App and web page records
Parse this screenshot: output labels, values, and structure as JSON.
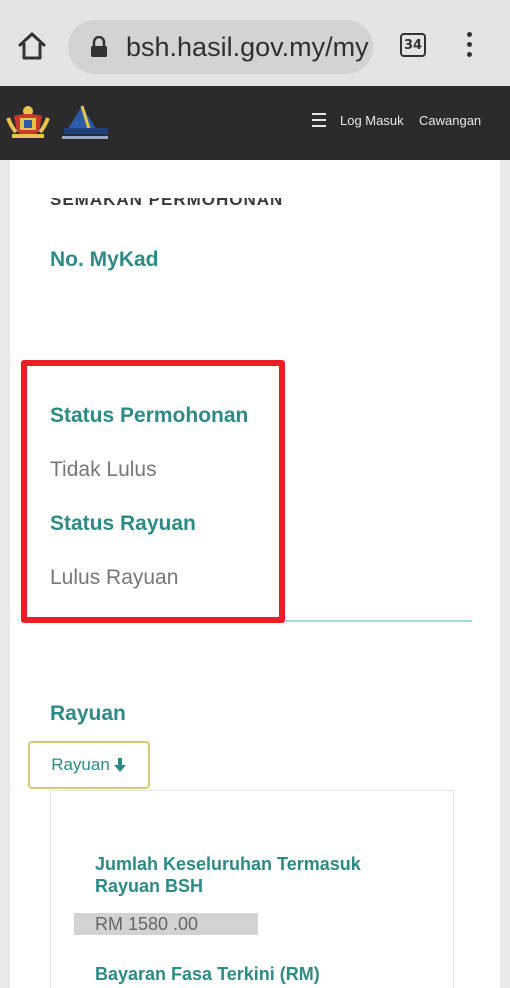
{
  "browser": {
    "url": "bsh.hasil.gov.my/my",
    "tab_count": "34"
  },
  "header": {
    "nav": [
      {
        "label": "Log Masuk"
      },
      {
        "label": "Cawangan"
      }
    ],
    "colors": {
      "background": "#2b2b2b",
      "text": "#e8e8e8"
    }
  },
  "form": {
    "cut_off_label": "SEMAKAN PERMOHONAN",
    "mykad_label": "No. MyKad",
    "status_permohonan_label": "Status Permohonan",
    "status_permohonan_value": "Tidak Lulus",
    "status_rayuan_label": "Status Rayuan",
    "status_rayuan_value": "Lulus Rayuan"
  },
  "rayuan": {
    "heading": "Rayuan",
    "button_label": "Rayuan",
    "summary": {
      "total_label": "Jumlah Keseluruhan Termasuk Rayuan BSH",
      "total_amount": "RM 1580 .00",
      "latest_label": "Bayaran Fasa Terkini (RM)"
    }
  },
  "colors": {
    "accent": "#2e8a84",
    "value_text": "#777777",
    "highlight": "#ee1c24",
    "button_border": "#d7c874"
  }
}
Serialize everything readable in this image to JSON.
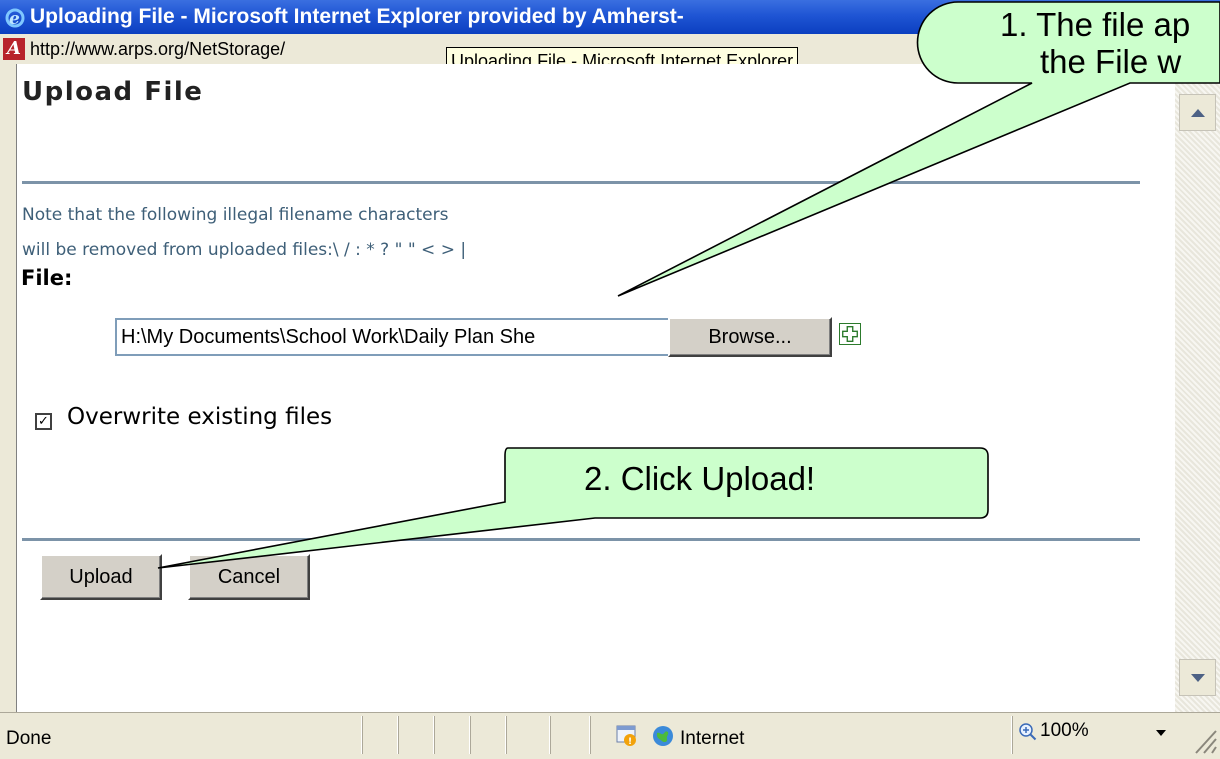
{
  "window": {
    "title": "Uploading File - Microsoft Internet Explorer provided by Amherst-",
    "url": "http://www.arps.org/NetStorage/",
    "tooltip": "Uploading File - Microsoft Internet Explorer"
  },
  "page": {
    "title": "Upload File",
    "note_line1": "Note that the following illegal filename characters",
    "note_line2": "will be removed from uploaded files:\\ / : * ? \" \" < > |",
    "file_label": "File:",
    "file_value": "H:\\My Documents\\School Work\\Daily Plan She",
    "browse_label": "Browse...",
    "overwrite_label": "Overwrite existing files",
    "overwrite_checked": true,
    "check_mark": "✓",
    "upload_label": "Upload",
    "cancel_label": "Cancel"
  },
  "status": {
    "text": "Done",
    "zone": "Internet",
    "zoom": "100%"
  },
  "callouts": {
    "first_line1": "1. The file ap",
    "first_line2": "the File w",
    "second": "2.  Click Upload!"
  },
  "icons": {
    "title_icon": "ie-logo-icon",
    "address_icon": "page-icon",
    "add_icon": "plus-icon",
    "zone_icon": "globe-icon",
    "zoom_icon": "magnifier-icon"
  },
  "colors": {
    "titlebar": "#0b3fc0",
    "callout_fill": "#ccffcc",
    "note_text": "#3e5f78",
    "rule": "#7c93a8"
  }
}
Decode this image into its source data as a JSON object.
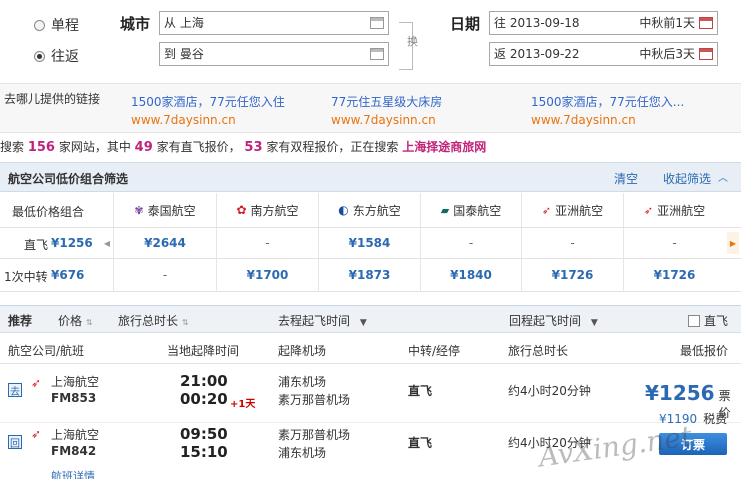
{
  "search": {
    "trip_oneway": "单程",
    "trip_round": "往返",
    "city_label": "城市",
    "date_label": "日期",
    "from_value": "从 上海",
    "to_value": "到 曼谷",
    "swap": "换",
    "depart_value": "往 2013-09-18",
    "return_value": "返 2013-09-22",
    "depart_hint": "中秋前1天",
    "return_hint": "中秋后3天"
  },
  "ads": {
    "header": "去哪儿提供的链接",
    "items": [
      {
        "title": "1500家酒店，77元任您入住",
        "url": "www.7daysinn.cn"
      },
      {
        "title": "77元住五星级大床房",
        "url": "www.7daysinn.cn"
      },
      {
        "title": "1500家酒店，77元任您入...",
        "url": "www.7daysinn.cn"
      }
    ]
  },
  "stats": {
    "p1": "搜索",
    "n1": "156",
    "p2": "家网站，其中",
    "n2": "49",
    "p3": "家有直飞报价，",
    "n3": "53",
    "p4": "家有双程报价，正在搜索",
    "site": "上海择途商旅网"
  },
  "filter": {
    "title": "航空公司低价组合筛选",
    "clear": "清空",
    "collapse": "收起筛选",
    "row0_label": "最低价格组合",
    "row1_label": "直飞",
    "row1_best": "¥1256",
    "row2_label": "1次中转",
    "row2_best": "¥676",
    "airlines": [
      {
        "name": "泰国航空",
        "direct": "¥2644",
        "transfer": "-"
      },
      {
        "name": "南方航空",
        "direct": "-",
        "transfer": "¥1700"
      },
      {
        "name": "东方航空",
        "direct": "¥1584",
        "transfer": "¥1873"
      },
      {
        "name": "国泰航空",
        "direct": "-",
        "transfer": "¥1840"
      },
      {
        "name": "亚洲航空",
        "direct": "-",
        "transfer": "¥1726"
      },
      {
        "name": "亚洲航空",
        "direct": "-",
        "transfer": "¥1726"
      }
    ]
  },
  "sort": {
    "recommend": "推荐",
    "price": "价格",
    "duration": "旅行总时长",
    "depart_time": "去程起飞时间",
    "return_time": "回程起飞时间",
    "direct": "直飞"
  },
  "columns": {
    "airline": "航空公司/航班",
    "local_time": "当地起降时间",
    "airport": "起降机场",
    "stop": "中转/经停",
    "total": "旅行总时长",
    "lowest": "最低报价"
  },
  "flights": [
    {
      "badge": "去",
      "airline": "上海航空",
      "no": "FM853",
      "dep": "21:00",
      "arr": "00:20",
      "plus": "+1天",
      "ap1": "浦东机场",
      "ap2": "素万那普机场",
      "stop": "直飞",
      "total": "约4小时20分钟"
    },
    {
      "badge": "回",
      "airline": "上海航空",
      "no": "FM842",
      "dep": "09:50",
      "arr": "15:10",
      "plus": "",
      "ap1": "素万那普机场",
      "ap2": "浦东机场",
      "stop": "直飞",
      "total": "约4小时20分钟"
    }
  ],
  "offer": {
    "price": "¥1256",
    "price_label": "票价",
    "tax": "¥1190",
    "tax_label": "税费",
    "book": "订票",
    "detail": "航班详情"
  },
  "watermark": "AvXing.net",
  "colors": {
    "accent": "#2b6ab2",
    "highlight": "#c0247a",
    "ad_url": "#e8740f"
  }
}
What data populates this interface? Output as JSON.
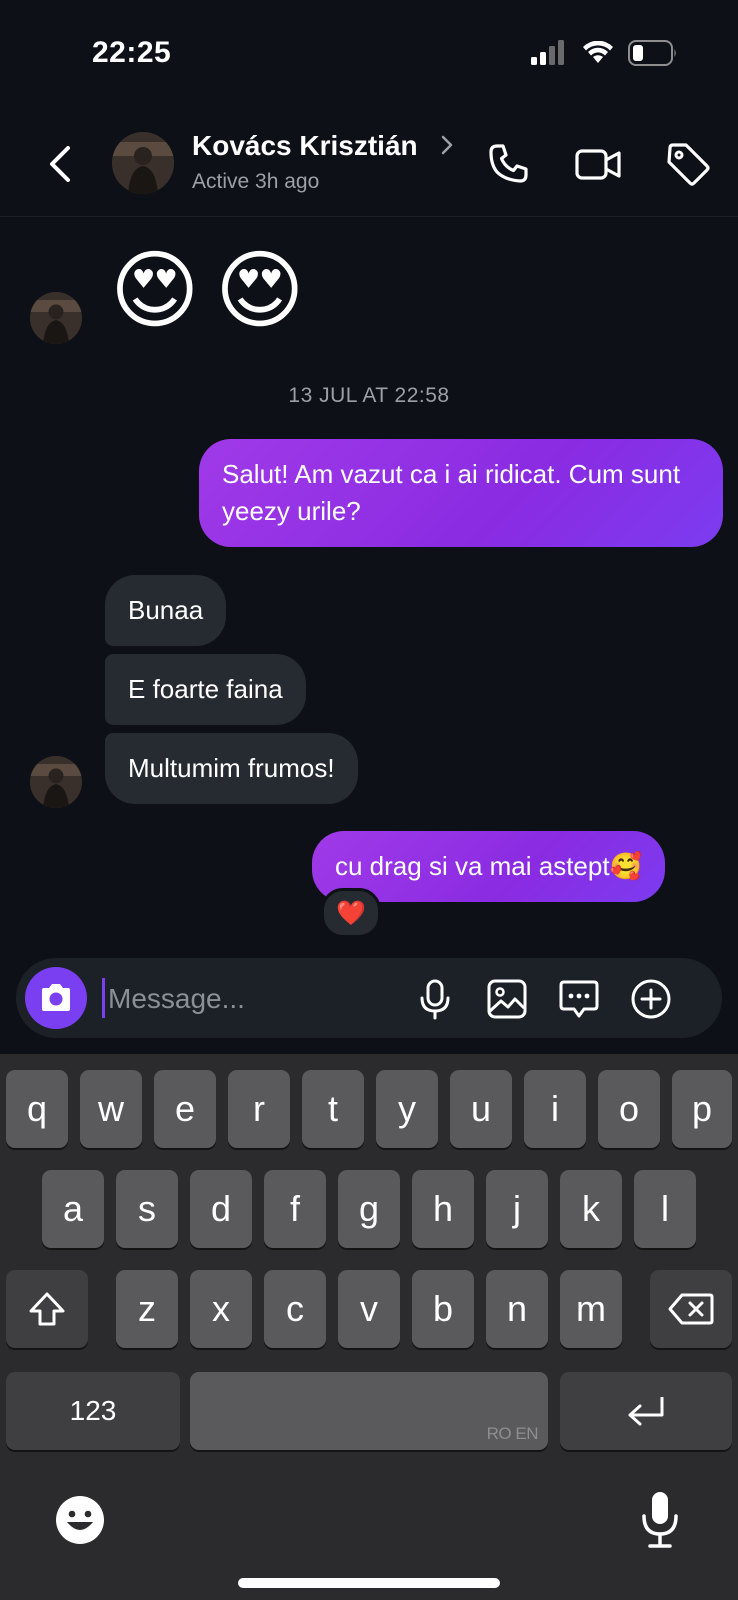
{
  "status_bar": {
    "time": "22:25",
    "icons": [
      "signal-icon",
      "wifi-icon",
      "battery-icon"
    ]
  },
  "header": {
    "name": "Kovács Krisztián",
    "status": "Active 3h ago",
    "icons": [
      "back-icon",
      "phone-icon",
      "video-icon",
      "tag-icon"
    ]
  },
  "messages": {
    "emoji_reply": [
      "😍",
      "😍"
    ],
    "timestamp": "13 JUL AT 22:58",
    "outgoing_1": "Salut! Am vazut ca i ai ridicat. Cum sunt yeezy urile?",
    "incoming": [
      "Bunaa",
      "E foarte faina",
      "Multumim frumos!"
    ],
    "outgoing_2": "cu drag si va mai astept🥰",
    "reaction": "❤️"
  },
  "composer": {
    "placeholder": "Message...",
    "icons": [
      "camera-icon",
      "microphone-icon",
      "gallery-icon",
      "sticker-icon",
      "plus-icon"
    ]
  },
  "keyboard": {
    "row1": [
      "q",
      "w",
      "e",
      "r",
      "t",
      "y",
      "u",
      "i",
      "o",
      "p"
    ],
    "row2": [
      "a",
      "s",
      "d",
      "f",
      "g",
      "h",
      "j",
      "k",
      "l"
    ],
    "row3": [
      "z",
      "x",
      "c",
      "v",
      "b",
      "n",
      "m"
    ],
    "numbers_label": "123",
    "space_lang": "RO EN",
    "icons": [
      "shift-icon",
      "backspace-icon",
      "return-icon",
      "emoji-icon",
      "dictation-icon"
    ]
  },
  "colors": {
    "background": "#0d1117",
    "outgoing_bubble": "#8a2be2",
    "incoming_bubble": "#262a31",
    "accent": "#7b3ff2"
  }
}
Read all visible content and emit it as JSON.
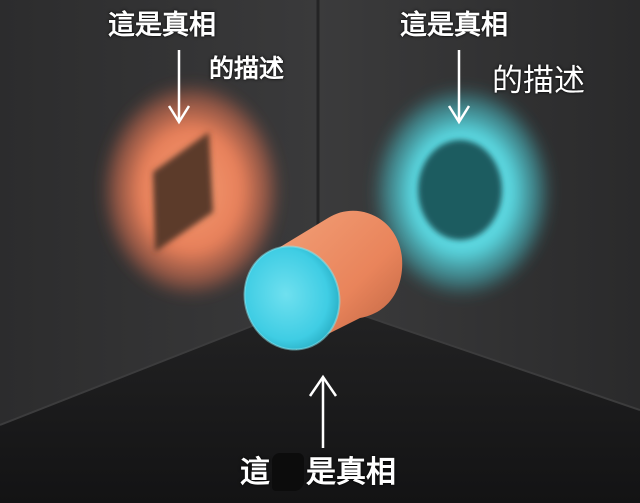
{
  "captions": {
    "left_top": "這是真相",
    "left_sub": "的描述",
    "right_top": "這是真相",
    "right_sub": "的描述",
    "bottom_before": "這",
    "bottom_after": "是真相"
  },
  "colors": {
    "background": "#2f2f30",
    "floor": "#1b1b1c",
    "orange_glow": "#e8805a",
    "orange_shape": "#5b3a2c",
    "cyan_glow": "#58d6df",
    "cyan_shape": "#1d5b60",
    "cylinder_side": "#ee8a5f",
    "cylinder_face": "#3fd0e6"
  },
  "icons": [
    "down-arrow-icon",
    "down-arrow-icon",
    "up-arrow-icon"
  ]
}
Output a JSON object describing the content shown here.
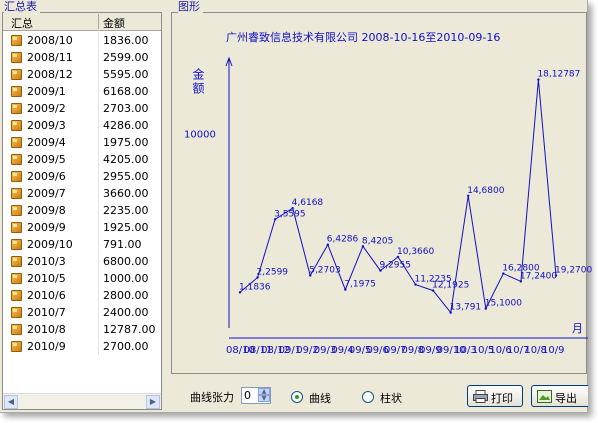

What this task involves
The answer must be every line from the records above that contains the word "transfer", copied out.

Reply to the task
        "transfer": "-"
        "transfer": "¥1700"
        "transfer": "¥1873"
        "transfer": "¥1840"
        "transfer": "¥1726"
        "transfer": "¥1726"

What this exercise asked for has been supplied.